Exploratory surgery used to be the way doctors investigated health problems. Doctors would cut, poke, and prod. But since the 1940's, nuclear technologies have offered an increasing array of diagnostic techniques that help patients avoid the pain of surgery while their physicians gain knowledge of the body's inner workings.
X-rays, MRI scanners, CAT scans, and ultrasound each use nuclear science and technology to troubleshoot different parts of the body and diagnose conditions. Each of these are non-invasive procedures which means patients do not need to undergo any kind of surgery. More advanced nuclear medicine uses computers, detectors, and radioactive substances, called isotopes, to give doctors even more information about a patient's internal workings. Known as nuclear imaging, these procedures include bone scanning, Positron emission tomography (PET), Single photon emission computed tomography (SPECT) and Cardiovascular imaging. The use of these procedures depends on the patient's symptoms.

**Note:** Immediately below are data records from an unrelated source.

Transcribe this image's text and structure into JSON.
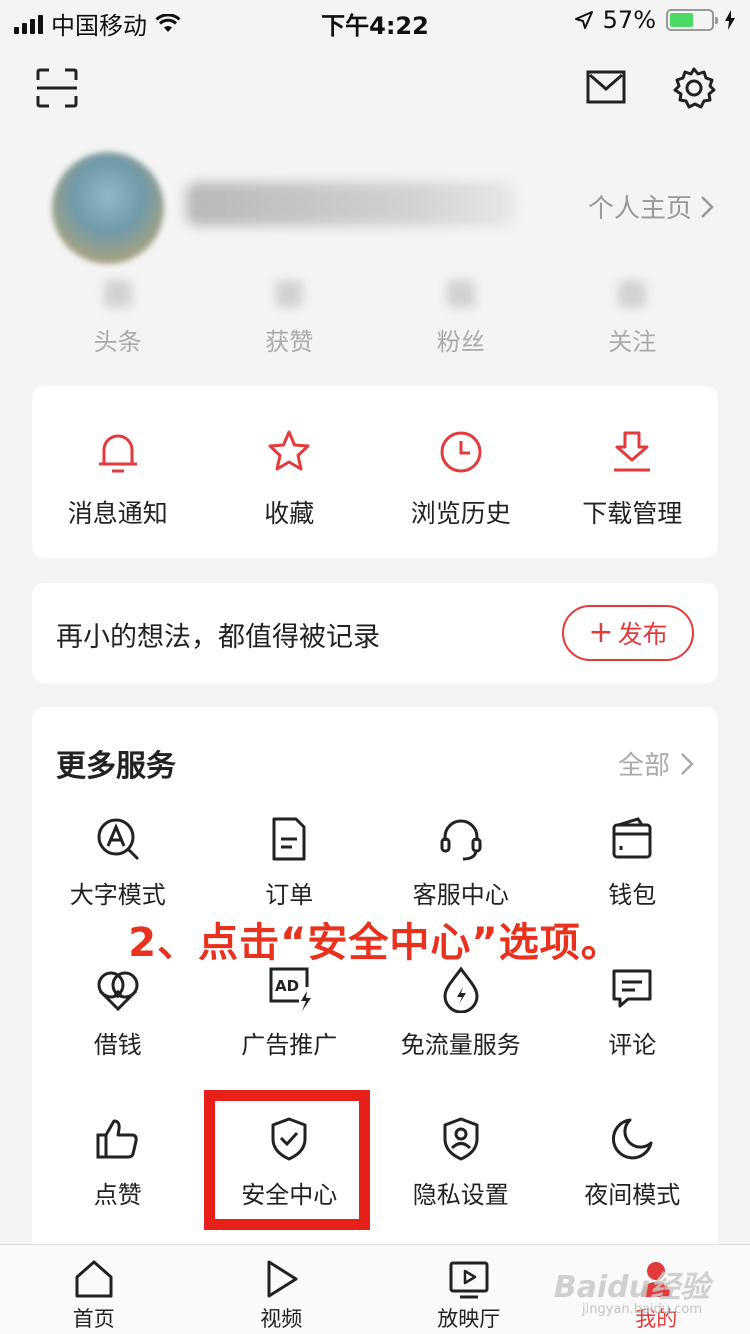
{
  "status_bar": {
    "carrier": "中国移动",
    "time": "下午4:22",
    "battery": "57%",
    "battery_level": 0.57
  },
  "header": {
    "scan_icon": "scan-icon",
    "mail_icon": "mail-icon",
    "settings_icon": "gear-icon"
  },
  "profile": {
    "home_link": "个人主页",
    "stats": [
      {
        "label": "头条"
      },
      {
        "label": "获赞"
      },
      {
        "label": "粉丝"
      },
      {
        "label": "关注"
      }
    ]
  },
  "quick_actions": [
    {
      "label": "消息通知",
      "icon": "bell-icon"
    },
    {
      "label": "收藏",
      "icon": "star-icon"
    },
    {
      "label": "浏览历史",
      "icon": "clock-icon"
    },
    {
      "label": "下载管理",
      "icon": "download-icon"
    }
  ],
  "publish": {
    "prompt": "再小的想法，都值得被记录",
    "button": "发布"
  },
  "services": {
    "title": "更多服务",
    "all_link": "全部",
    "items": [
      {
        "label": "大字模式",
        "icon": "large-font-icon"
      },
      {
        "label": "订单",
        "icon": "order-icon"
      },
      {
        "label": "客服中心",
        "icon": "headset-icon"
      },
      {
        "label": "钱包",
        "icon": "wallet-icon"
      },
      {
        "label": "借钱",
        "icon": "loan-icon"
      },
      {
        "label": "广告推广",
        "icon": "ad-icon"
      },
      {
        "label": "免流量服务",
        "icon": "data-drop-icon"
      },
      {
        "label": "评论",
        "icon": "comment-icon"
      },
      {
        "label": "点赞",
        "icon": "thumbs-up-icon"
      },
      {
        "label": "安全中心",
        "icon": "shield-icon"
      },
      {
        "label": "隐私设置",
        "icon": "privacy-icon"
      },
      {
        "label": "夜间模式",
        "icon": "moon-icon"
      }
    ]
  },
  "annotation": "2、点击“安全中心”选项。",
  "tabbar": [
    {
      "label": "首页",
      "icon": "home-icon"
    },
    {
      "label": "视频",
      "icon": "play-icon"
    },
    {
      "label": "放映厅",
      "icon": "tv-icon"
    },
    {
      "label": "我的",
      "icon": "user-icon",
      "active": true
    }
  ],
  "watermark": {
    "text": "Baidu经验",
    "sub": "jingyan.baidu.com"
  },
  "colors": {
    "accent": "#e33b3b",
    "annotation": "#e8321e",
    "highlight": "#e8201a"
  }
}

One out of three patients admitted to hospitals undergo at least one medical procedure that uses isotopes. Isotopes are substances with identical chemical properties that sit on the same place on the Periodic Chart of Elements, but they have different atomic weights. Both radioactive isotopes (also called radioisotopes) and stable isotopes contribute to techniques to improve a physician's ability to diagnose ailments.
Radioisotopes are useful because the radiation they emit can be located in the body. They can be administered by injection, inhalation, or orally. A gamma camera captures an image from isotopes in the body that emit gamma radiation. Then, computers enhance the image, allowing physicians to detect tumors or fractures, measure blood flow, or determine thyroid and pulmonary functions.

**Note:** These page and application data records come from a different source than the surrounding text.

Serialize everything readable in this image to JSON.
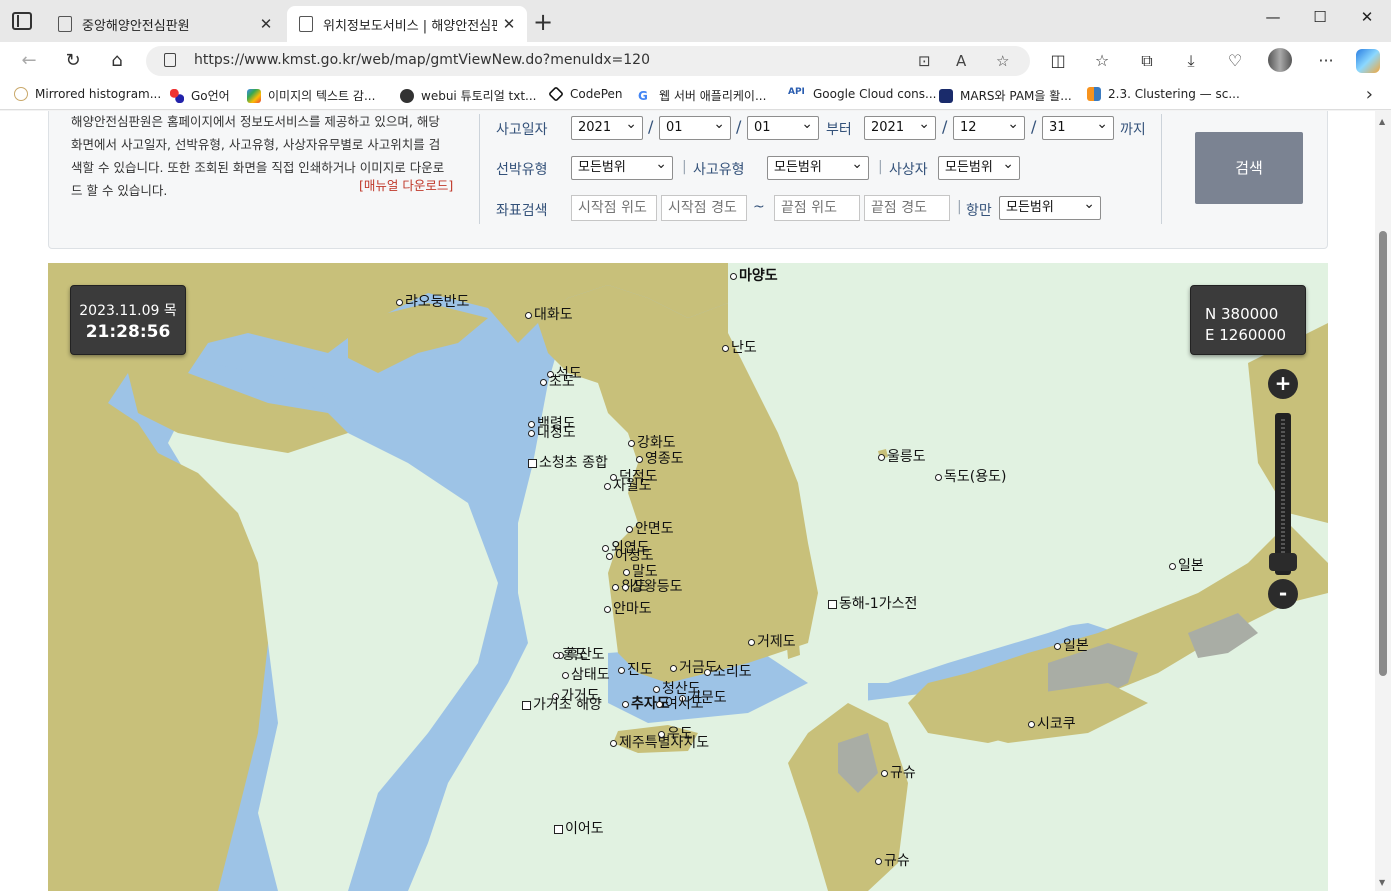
{
  "tabs": [
    {
      "title": "중앙해양안전심판원"
    },
    {
      "title": "위치정보도서비스 | 해양안전심판"
    }
  ],
  "address": {
    "url": "https://www.kmst.go.kr/web/map/gmtViewNew.do?menuIdx=120"
  },
  "bookmarks": [
    {
      "label": "Mirrored histogram..."
    },
    {
      "label": "Go언어"
    },
    {
      "label": "이미지의 텍스트 감..."
    },
    {
      "label": "webui 튜토리얼 txt..."
    },
    {
      "label": "CodePen"
    },
    {
      "label": "웹 서버 애플리케이..."
    },
    {
      "label": "Google Cloud cons..."
    },
    {
      "label": "MARS와 PAM을 활..."
    },
    {
      "label": "2.3. Clustering — sc..."
    }
  ],
  "intro": {
    "text": "해양안전심판원은 홈페이지에서 정보도서비스를 제공하고 있으며, 해당 화면에서 사고일자, 선박유형, 사고유형, 사상자유무별로 사고위치를 검색할 수 있습니다. 또한 조회된 화면을 직접 인쇄하거나 이미지로 다운로드 할 수 있습니다.",
    "manual_link": "[매뉴얼 다운로드]"
  },
  "form": {
    "date_label": "사고일자",
    "from_year": "2021",
    "from_month": "01",
    "from_day": "01",
    "from_suffix": "부터",
    "to_year": "2021",
    "to_month": "12",
    "to_day": "31",
    "to_suffix": "까지",
    "ship_label": "선박유형",
    "ship_value": "모든범위",
    "accident_label": "사고유형",
    "accident_value": "모든범위",
    "casualty_label": "사상자",
    "casualty_value": "모든범위",
    "coord_label": "좌표검색",
    "start_lat_ph": "시작점 위도",
    "start_lng_ph": "시작점 경도",
    "tilde": "~",
    "end_lat_ph": "끝점 위도",
    "end_lng_ph": "끝점 경도",
    "port_label": "항만",
    "port_value": "모든범위",
    "search_label": "검색"
  },
  "map": {
    "date": "2023.11.09 목",
    "time": "21:28:56",
    "coord_n": "N 380000",
    "coord_e": "E 1260000",
    "zoom_in": "+",
    "zoom_out": "-",
    "labels": [
      {
        "name": "마양도"
      },
      {
        "name": "랴오둥반도"
      },
      {
        "name": "대화도"
      },
      {
        "name": "난도"
      },
      {
        "name": "석도"
      },
      {
        "name": "초도"
      },
      {
        "name": "백령도"
      },
      {
        "name": "대청도"
      },
      {
        "name": "강화도"
      },
      {
        "name": "영종도"
      },
      {
        "name": "소청초 종합"
      },
      {
        "name": "덕적도"
      },
      {
        "name": "자월도"
      },
      {
        "name": "울릉도"
      },
      {
        "name": "독도(용도)"
      },
      {
        "name": "안면도"
      },
      {
        "name": "외연도"
      },
      {
        "name": "어청도"
      },
      {
        "name": "말도"
      },
      {
        "name": "위도"
      },
      {
        "name": "상왕등도"
      },
      {
        "name": "안마도"
      },
      {
        "name": "일본"
      },
      {
        "name": "동해-1가스전"
      },
      {
        "name": "거제도"
      },
      {
        "name": "흑산도"
      },
      {
        "name": "홍도"
      },
      {
        "name": "삼태도"
      },
      {
        "name": "진도"
      },
      {
        "name": "거금도"
      },
      {
        "name": "소리도"
      },
      {
        "name": "일본"
      },
      {
        "name": "가거도"
      },
      {
        "name": "가거초 해양"
      },
      {
        "name": "추자도"
      },
      {
        "name": "청산도"
      },
      {
        "name": "거문도"
      },
      {
        "name": "여서도"
      },
      {
        "name": "우도"
      },
      {
        "name": "제주특별자치도"
      },
      {
        "name": "시코쿠"
      },
      {
        "name": "규슈"
      },
      {
        "name": "이어도"
      },
      {
        "name": "규슈"
      }
    ]
  },
  "colors": {
    "land": "#c8c07a",
    "sea": "#e1f2e1",
    "shallow": "#9dc3e6",
    "japan_gray": "#a9ada5"
  }
}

Clinical trials across the United States have demonstrated the success of using nuclear medicine to treat illness as well as diagnosis it. For example, the University of Washington has investigated a technique called cell targeted therapy that has been used to treat leukemia and b-cell lymphoma. The technique involves the injection of radio-labeled peptides, proteins, and monoclonal antibodies to deliver the radioactivity directly and selectively to cancer cell surfaces. Like "smart bullets," the radioisotopes irradiate and kill the cancer in its place.
In the case of leukemia, cell targeted therapy is used in conjunction with other treatments such as bone marrow transplant. For patients who have received this therapy, the remission rates are above 80 per cent. The curative power of cell targeted therapy is high, compared to chemo therapy which is successful less than 50% of the time depending on the type, stage, and site of the cancer. In fact, many cancer experts in Europe prefer cell-targeted therapy technology to avoid the highly toxic effects of other treatments.

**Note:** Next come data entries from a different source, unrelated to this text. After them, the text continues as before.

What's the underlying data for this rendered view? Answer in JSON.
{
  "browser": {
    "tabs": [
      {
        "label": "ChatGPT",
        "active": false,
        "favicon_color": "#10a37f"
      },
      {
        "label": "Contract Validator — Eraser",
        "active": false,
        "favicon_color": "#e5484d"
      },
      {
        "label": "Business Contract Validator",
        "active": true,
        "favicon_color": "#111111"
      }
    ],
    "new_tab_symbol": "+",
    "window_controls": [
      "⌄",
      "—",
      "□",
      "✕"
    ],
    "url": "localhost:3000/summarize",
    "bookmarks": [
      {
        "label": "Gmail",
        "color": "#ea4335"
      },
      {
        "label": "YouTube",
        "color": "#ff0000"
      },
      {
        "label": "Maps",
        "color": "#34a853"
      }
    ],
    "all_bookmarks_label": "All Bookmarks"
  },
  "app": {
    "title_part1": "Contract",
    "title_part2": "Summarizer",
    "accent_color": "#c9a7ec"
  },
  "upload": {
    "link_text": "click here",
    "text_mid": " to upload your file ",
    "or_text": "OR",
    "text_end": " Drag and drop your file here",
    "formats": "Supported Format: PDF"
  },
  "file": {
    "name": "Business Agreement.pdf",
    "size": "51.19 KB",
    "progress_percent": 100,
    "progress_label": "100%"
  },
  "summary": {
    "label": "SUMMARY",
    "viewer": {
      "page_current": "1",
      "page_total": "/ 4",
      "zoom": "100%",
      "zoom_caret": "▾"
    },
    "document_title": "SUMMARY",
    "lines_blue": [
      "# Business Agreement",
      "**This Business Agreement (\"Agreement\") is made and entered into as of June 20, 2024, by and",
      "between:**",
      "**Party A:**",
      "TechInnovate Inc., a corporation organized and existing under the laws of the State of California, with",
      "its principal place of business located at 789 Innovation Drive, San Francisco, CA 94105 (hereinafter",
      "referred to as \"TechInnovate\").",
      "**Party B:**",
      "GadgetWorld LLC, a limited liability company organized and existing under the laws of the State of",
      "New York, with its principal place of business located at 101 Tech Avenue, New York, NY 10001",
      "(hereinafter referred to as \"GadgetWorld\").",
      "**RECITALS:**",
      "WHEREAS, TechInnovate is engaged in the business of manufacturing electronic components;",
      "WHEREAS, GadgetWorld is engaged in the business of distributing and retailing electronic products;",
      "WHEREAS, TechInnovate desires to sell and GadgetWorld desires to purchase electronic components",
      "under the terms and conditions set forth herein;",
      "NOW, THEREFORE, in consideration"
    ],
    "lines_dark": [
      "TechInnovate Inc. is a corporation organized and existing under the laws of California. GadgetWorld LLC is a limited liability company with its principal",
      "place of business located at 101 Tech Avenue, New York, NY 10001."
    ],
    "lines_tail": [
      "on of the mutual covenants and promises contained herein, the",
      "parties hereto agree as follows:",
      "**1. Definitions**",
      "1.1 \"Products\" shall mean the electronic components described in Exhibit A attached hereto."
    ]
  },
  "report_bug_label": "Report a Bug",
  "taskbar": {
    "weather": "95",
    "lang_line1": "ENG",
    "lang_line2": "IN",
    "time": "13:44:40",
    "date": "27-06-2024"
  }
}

A Texas woman with Hodgkins disease failed 13 rounds of chemo and whole body radiation and was given 6 months to live. She switched to cell targeted therapy and was injected with a protein labeled with yttriium-90, an element extracted and purified from Hanford wastes. She was treated as an outpatient. The costs were about 1/10 of the costs of traditional cancer therapy. These costs covered by her insurance and produced minimal side effects. While still considered a radical treatment option, cell targeted therapy helped this woman, a medical professional herself, halt the advancement of her disease and watch her sons mature.
With contributions from ANS member Michael R. Fox, Ph.D.
Last updated July 10, 2012, 10:27am CDT.